Using six years of school admissions data, the group found that Harvard officials consistently gave Asian-Americans the lowest scores in the personal rating, while scoring black and Hispanic students the highest. Asians fared well in other categories including academics, yet they were admitted at the lowest rate.
"We think this is strong evidence that race is being used in the personal score for all of these ethnicities, and it is evidence of an Asian penalty," John Hughes, a lawyer for the group, said in his closing argument.
Harvard insists that the group's statistical analysis, done by a Duke University economist, is flawed, and presented a dueling analysis from a University of California, Berkeley, an economist who found no evidence of bias.
The school's lawyers emphasized that race is only one of many factors considered in its "holistic" review of applicants, and that race can only help, never hurt, a student's chances of getting in.
"Harvard has worked over the years tirelessly to create a vibrant educational environment that includes students from all walks of life. We do not admit simply GPAs and board scores, we admit people," said William Lee, a lawyer for Harvard.
The trial lasted three weeks and featured testimony from more than a dozen current and former Harvard employees, along with scholars and policy experts. Yet no student ever took the stand claiming discrimination.
Students for Fair Admissions, a nonprofit based in Arlington, Virginia, says its 20,000 members include some Asian-Americans who were unfairly rejected from Harvard, but it did not call on any to testify.
Harvard's lawyers jumped on that omission while noting the "powerful" testimony from several students who testified in support of the school.
"If there was an application filed after all of this that showed discrimination, wouldn't we have seen it?" Lee said.
The trial has revealed new and sometimes uncomfortable details about the process Harvard uses to pick about 2,000 students a year out of more than 40,000 applicants.
During testimony, William Fitzsimmons, the longtime admission dean, explained how each student is given a rating in four areas: academics, extracurriculars, athletics and the personal rating, along with an overall score.

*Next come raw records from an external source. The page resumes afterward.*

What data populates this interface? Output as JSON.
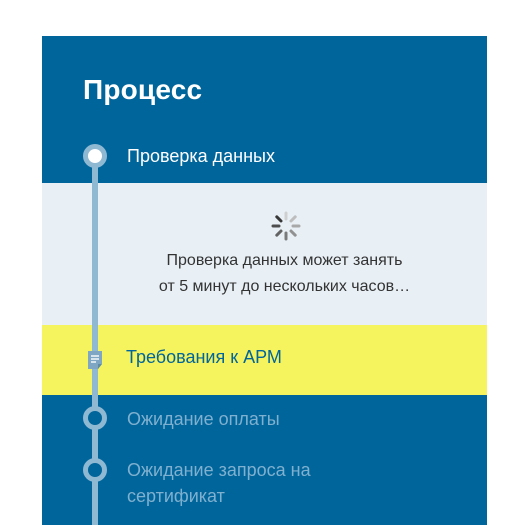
{
  "process": {
    "title": "Процесс",
    "steps": [
      {
        "label": "Проверка данных",
        "state": "active"
      },
      {
        "label": "Ожидание оплаты",
        "state": "pending"
      },
      {
        "label_line1": "Ожидание запроса на",
        "label_line2": "сертификат",
        "state": "pending"
      }
    ],
    "info": {
      "line1": "Проверка данных может занять",
      "line2": "от 5 минут до нескольких часов…"
    },
    "requirements_link": "Требования к АРМ"
  },
  "colors": {
    "panel_bg": "#00659b",
    "timeline": "#8fb8d3",
    "info_bg": "#e8f0f6",
    "highlight": "#f5f35e"
  },
  "icons": [
    "spinner-icon",
    "document-icon"
  ]
}
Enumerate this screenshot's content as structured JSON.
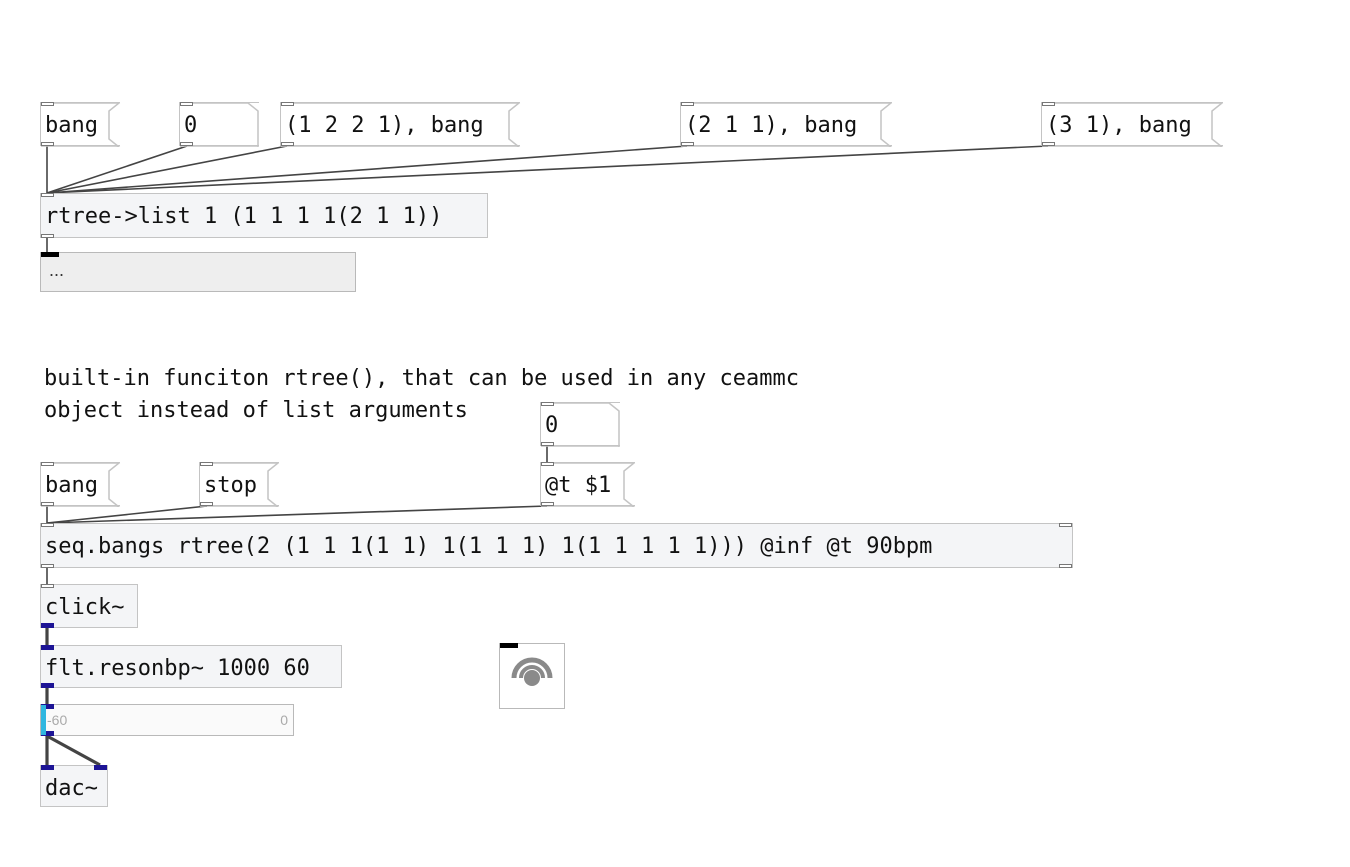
{
  "patch": {
    "msg_bang_1": "bang",
    "msg_zero_1": "0",
    "msg_tree_a": "(1 2 2 1), bang",
    "msg_tree_b": "(2 1 1), bang",
    "msg_tree_c": "(3 1), bang",
    "obj_rtree_list": "rtree->list 1 (1 1 1 1(2 1 1))",
    "list_view_value": "...",
    "comment_line_1": "built-in funciton rtree(), that can be used in any ceammc",
    "comment_line_2": "object instead of list arguments",
    "msg_zero_2": "0",
    "msg_bang_2": "bang",
    "msg_stop": "stop",
    "msg_set_tempo": "@t $1",
    "obj_seq_bangs": "seq.bangs rtree(2 (1 1 1(1 1) 1(1 1 1) 1(1 1 1 1 1))) @inf @t 90bpm",
    "obj_click": "click~",
    "obj_resonbp": "flt.resonbp~ 1000 60",
    "meter_min": "-60",
    "meter_max": "0",
    "meter_level": 0.02,
    "obj_dac": "dac~",
    "dsp_icon": "speaker-dsp-toggle-icon"
  },
  "colors": {
    "signal_cord": "#1d1495",
    "control_cord": "#444444",
    "meter_fill": "#30b7e0"
  }
}
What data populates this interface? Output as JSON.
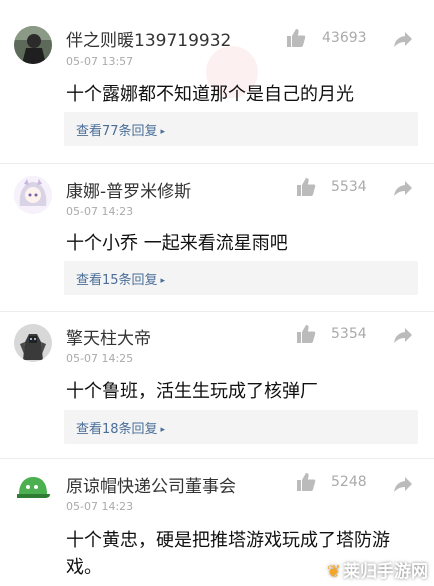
{
  "colors": {
    "link": "#4a6e98",
    "muted": "#aaaaaa",
    "reply_bg": "#f4f4f4",
    "divider": "#ececec"
  },
  "comments": [
    {
      "username": "伴之则暖139719932",
      "time": "05-07 13:57",
      "likes": "43693",
      "content": "十个露娜都不知道那个是自己的月光",
      "replies": "查看77条回复",
      "avatar_icon": "dark-figure-avatar"
    },
    {
      "username": "康娜-普罗米修斯",
      "time": "05-07 14:23",
      "likes": "5534",
      "content": "十个小乔  一起来看流星雨吧",
      "replies": "查看15条回复",
      "avatar_icon": "anime-girl-avatar"
    },
    {
      "username": "擎天柱大帝",
      "time": "05-07 14:25",
      "likes": "5354",
      "content": "十个鲁班，活生生玩成了核弹厂",
      "replies": "查看18条回复",
      "avatar_icon": "robot-avatar"
    },
    {
      "username": "原谅帽快递公司董事会",
      "time": "05-07 14:23",
      "likes": "5248",
      "content": "十个黄忠，硬是把推塔游戏玩成了塔防游戏。",
      "avatar_icon": "green-hat-avatar"
    }
  ],
  "watermark": {
    "text": "莱归手游网",
    "logo_icon": "leaf-logo-icon"
  }
}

Students can choose to provide their race, which may offer a "tip" toward admission, as can other factors like family income or geography. Final decisions are made by a panel of 40 Harvard officials.
Yet there are other ways into Harvard, too. Students for Fair Admissions revealed email exchanges in which Harvard officials openly discussed the family ties or wealth of certain applicants as they decided whether to admit them. It also cast light on a "dean's list" used to track students of special interest, including the children of donors.

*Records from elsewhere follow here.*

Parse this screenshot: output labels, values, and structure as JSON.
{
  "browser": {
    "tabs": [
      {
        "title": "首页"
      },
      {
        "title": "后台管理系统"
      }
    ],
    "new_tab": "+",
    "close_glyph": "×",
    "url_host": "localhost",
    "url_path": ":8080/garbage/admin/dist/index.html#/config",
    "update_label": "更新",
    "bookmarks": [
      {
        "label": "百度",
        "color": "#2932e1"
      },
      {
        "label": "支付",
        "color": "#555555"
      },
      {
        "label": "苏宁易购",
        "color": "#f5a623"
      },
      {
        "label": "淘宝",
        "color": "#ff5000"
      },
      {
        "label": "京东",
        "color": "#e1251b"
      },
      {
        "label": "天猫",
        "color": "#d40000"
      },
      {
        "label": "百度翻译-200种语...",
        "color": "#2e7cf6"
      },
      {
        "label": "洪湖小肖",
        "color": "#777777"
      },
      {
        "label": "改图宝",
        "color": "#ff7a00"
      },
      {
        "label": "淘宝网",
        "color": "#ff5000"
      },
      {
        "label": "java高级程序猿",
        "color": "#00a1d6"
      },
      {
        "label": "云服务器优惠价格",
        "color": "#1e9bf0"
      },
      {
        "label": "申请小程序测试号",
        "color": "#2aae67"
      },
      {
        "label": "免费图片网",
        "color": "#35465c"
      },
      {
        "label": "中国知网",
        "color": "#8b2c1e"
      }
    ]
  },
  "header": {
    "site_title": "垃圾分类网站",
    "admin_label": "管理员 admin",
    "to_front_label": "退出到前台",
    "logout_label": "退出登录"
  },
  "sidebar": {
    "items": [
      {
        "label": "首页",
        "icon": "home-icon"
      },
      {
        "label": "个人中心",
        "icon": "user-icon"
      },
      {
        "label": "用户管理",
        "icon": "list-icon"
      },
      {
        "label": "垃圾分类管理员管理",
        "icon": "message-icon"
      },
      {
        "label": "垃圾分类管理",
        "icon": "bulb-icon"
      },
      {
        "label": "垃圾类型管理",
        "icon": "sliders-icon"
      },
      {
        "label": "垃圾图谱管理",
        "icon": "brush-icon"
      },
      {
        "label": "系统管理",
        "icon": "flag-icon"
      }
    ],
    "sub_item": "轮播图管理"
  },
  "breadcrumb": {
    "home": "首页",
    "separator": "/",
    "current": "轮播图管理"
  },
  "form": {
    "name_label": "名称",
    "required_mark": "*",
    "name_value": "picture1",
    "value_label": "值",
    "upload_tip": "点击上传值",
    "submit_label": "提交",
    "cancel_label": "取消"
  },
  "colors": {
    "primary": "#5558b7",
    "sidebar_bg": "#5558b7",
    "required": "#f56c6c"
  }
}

The group says such preferences work against racial minorities, while Harvard says it admits the children of donors only if they are otherwise qualified.

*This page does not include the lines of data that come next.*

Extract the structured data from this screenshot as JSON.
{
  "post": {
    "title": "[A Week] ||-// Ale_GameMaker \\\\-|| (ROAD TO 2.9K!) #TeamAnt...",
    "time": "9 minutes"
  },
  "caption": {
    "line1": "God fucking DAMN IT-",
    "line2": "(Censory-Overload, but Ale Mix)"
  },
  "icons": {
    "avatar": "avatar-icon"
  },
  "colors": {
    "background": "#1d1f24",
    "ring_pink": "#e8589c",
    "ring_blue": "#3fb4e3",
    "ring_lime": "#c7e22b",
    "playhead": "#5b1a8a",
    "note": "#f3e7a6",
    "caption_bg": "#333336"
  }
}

The case is being weighed by U.S. District Judge Allison D. Burroughs, who may take weeks or months to issue a ruling. Either way, it is likely to be appealed.
The founder of Students for Fair Admissions, Edward Blum, previously orchestrated a similar lawsuit alleging that the University of Texas discriminated against white applicants. That case was appealed and eventually heard by the Supreme Court, which narrowly ruled in favor of Texas in 2016.